Diana Duta and Julia E. Dyck's Wave Debris takes the work of scientist Elizabeth Alexander as its starting point, in particular her research into the radio frequencies emitted during sunset. Working mostly with modulated versions of those frequencies, they worked in their own field recordings, feedback, and readings from Ron Silliman’s Sunset Debris. The result feels especially cryptic and otherworldly, full of smoke and dissolving images.
The live version was performed at sunset during Rocks Radio Radar Long Wave Radiation, organized by Cristina Ramos as part of her residency at The Watch Berlin. Housed in a former GDR watchtower, half the transmission was streamed from Brussels while the other was performed on location one floor below the audience. The performance attempts to illuminate phenomena that are present but not perceived, that mediate, dissolve, or disclose.

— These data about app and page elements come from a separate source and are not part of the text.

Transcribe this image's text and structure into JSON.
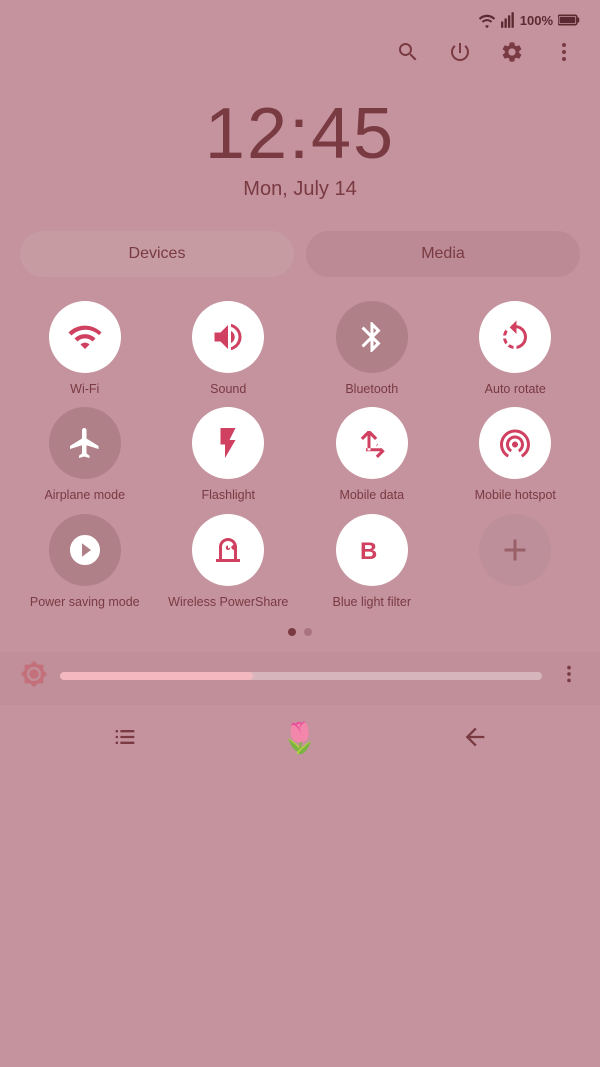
{
  "statusBar": {
    "battery": "100%",
    "wifi": "wifi",
    "signal": "signal"
  },
  "topActions": {
    "search": "search",
    "power": "power",
    "settings": "settings",
    "more": "more"
  },
  "clock": {
    "time": "12:45",
    "date": "Mon, July 14"
  },
  "tabs": [
    {
      "id": "devices",
      "label": "Devices",
      "active": true
    },
    {
      "id": "media",
      "label": "Media",
      "active": false
    }
  ],
  "tiles": [
    {
      "id": "wifi",
      "label": "Wi-Fi",
      "active": true
    },
    {
      "id": "sound",
      "label": "Sound",
      "active": true
    },
    {
      "id": "bluetooth",
      "label": "Bluetooth",
      "active": false
    },
    {
      "id": "autorotate",
      "label": "Auto\nrotate",
      "active": true
    },
    {
      "id": "airplane",
      "label": "Airplane\nmode",
      "active": false
    },
    {
      "id": "flashlight",
      "label": "Flashlight",
      "active": true
    },
    {
      "id": "mobiledata",
      "label": "Mobile\ndata",
      "active": true
    },
    {
      "id": "mobilehotspot",
      "label": "Mobile\nhotspot",
      "active": true
    },
    {
      "id": "powersaving",
      "label": "Power saving\nmode",
      "active": false
    },
    {
      "id": "wirelesspowershare",
      "label": "Wireless\nPowerShare",
      "active": true
    },
    {
      "id": "bluelightfilter",
      "label": "Blue light\nfilter",
      "active": true
    },
    {
      "id": "add",
      "label": "",
      "active": false
    }
  ],
  "pageDots": [
    true,
    false
  ],
  "brightness": {
    "fill": 40,
    "moreOptions": "more-options"
  },
  "bottomNav": {
    "recent": "recent-apps",
    "home": "home",
    "back": "back"
  }
}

"Wave Debris passes blissfully slowly, with the weightless ease of dust motes across shafts of light. Absolutely nothing seems forced . . . At times it feels so natural it’s as though the warmth of the sun itself is impacting the keys, causing them to swell and reverberate softly against one other; for short spells elsewhere it gets close enough to raze the landscape. Alexander herself is . . . present here; you can picture her surrounded by blinking lights, driven by fierce surges of static energy and squinting against them to overhear obscure snatches of foreign conversation. Between the two sides, it’s impossible to think of a way Duta and Dyck could’ve created a more perfect tribute." -Underscore Music Magazine
"An otherworldly release that uses modulated frequencies, feedback, and field recordings to explore the sensation of unperceived natural phenomena." -Bandcamp Daily
"...two eerie, radiating pieces befitting the celestial phenomena that inspired them. Duta and Dyck [add] a new zone to the liminal space between science, philosophy and sound explored opened by Daphne Oram, Eliane Radigue and Pauline Oliveros." -The Quietus
"En 1945, la scientifique anglaise Elizabeth Alexander découvre des ondes radio causées par le Soleil et aide à fonder la radioastronomie. Inspirées par ses recherches, Diana Duta et Julia E. Dyck ont créé une oeuvre magnifique en direct où elles expérimentent justement avec des ondes solaires captées et modulées, y ajoutant des percussions méditatives et des éléments de field recording, de même qu’une mise en lecture d’extraits de Sunset Debris du poète américain Ron Silliman." -Le Canal Auditif
"A frequency lullaby morphing into the depths of both conscious and cosmos." -Lost in a Sea of Sound
Photography by Diana Duta
Layout by Liz Pavlovic
Mastered by t e l e p a t h テレパシー能力者 / Virtual Dream Plaza
Side A was recorded at The Watch Berlin
Side B was recorded at Jambes in Brussels
Tape photos by Emily Dodson
released November 6, 2020